### What the task requires:
Make an exact copy of every entry below, with the pictures left out.

Excerpts from a dataset:
^^^^^^^^^^^^^^^^

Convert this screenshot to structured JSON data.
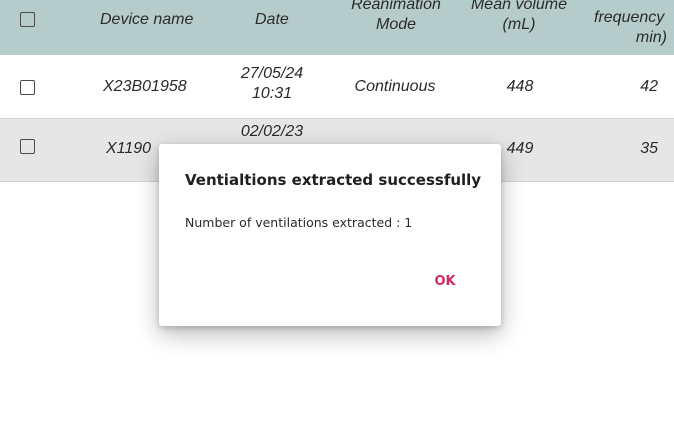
{
  "table": {
    "headers": {
      "device_name": "Device name",
      "date": "Date",
      "reanimation_mode_line1": "Reanimation",
      "reanimation_mode_line2": "Mode",
      "mean_volume_line1": "Mean volume",
      "mean_volume_line2": "(mL)",
      "frequency_line1": "frequency",
      "frequency_line2": "min)"
    },
    "rows": [
      {
        "device_name": "X23B01958",
        "date_line1": "27/05/24",
        "date_line2": "10:31",
        "mode": "Continuous",
        "mean_volume": "448",
        "frequency": "42",
        "checked": false
      },
      {
        "device_name": "X1190",
        "date_line1": "02/02/23",
        "mean_volume": "449",
        "frequency": "35",
        "checked": false
      }
    ]
  },
  "dialog": {
    "title": "Ventialtions extracted successfully",
    "message": "Number of ventilations extracted : 1",
    "ok_label": "OK",
    "ok_color": "#d12a6a"
  },
  "colors": {
    "header_bg": "#b5cccb",
    "row_alt_bg": "#e6e6e6"
  }
}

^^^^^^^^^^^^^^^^

### Output for this task:
Convert this screenshot to structured JSON data.
{
  "table": {
    "headers": {
      "device_name": "Device name",
      "date": "Date",
      "reanimation_mode_line1": "Reanimation",
      "reanimation_mode_line2": "Mode",
      "mean_volume_line1": "Mean volume",
      "mean_volume_line2": "(mL)",
      "frequency_line1": "frequency",
      "frequency_line2": "min)"
    },
    "rows": [
      {
        "device_name": "X23B01958",
        "date_line1": "27/05/24",
        "date_line2": "10:31",
        "mode": "Continuous",
        "mean_volume": "448",
        "frequency": "42",
        "checked": false
      },
      {
        "device_name": "X1190",
        "date_line1": "02/02/23",
        "mean_volume": "449",
        "frequency": "35",
        "checked": false
      }
    ]
  },
  "dialog": {
    "title": "Ventialtions extracted successfully",
    "message": "Number of ventilations extracted : 1",
    "ok_label": "OK",
    "ok_color": "#d12a6a"
  },
  "colors": {
    "header_bg": "#b5cccb",
    "row_alt_bg": "#e6e6e6"
  }
}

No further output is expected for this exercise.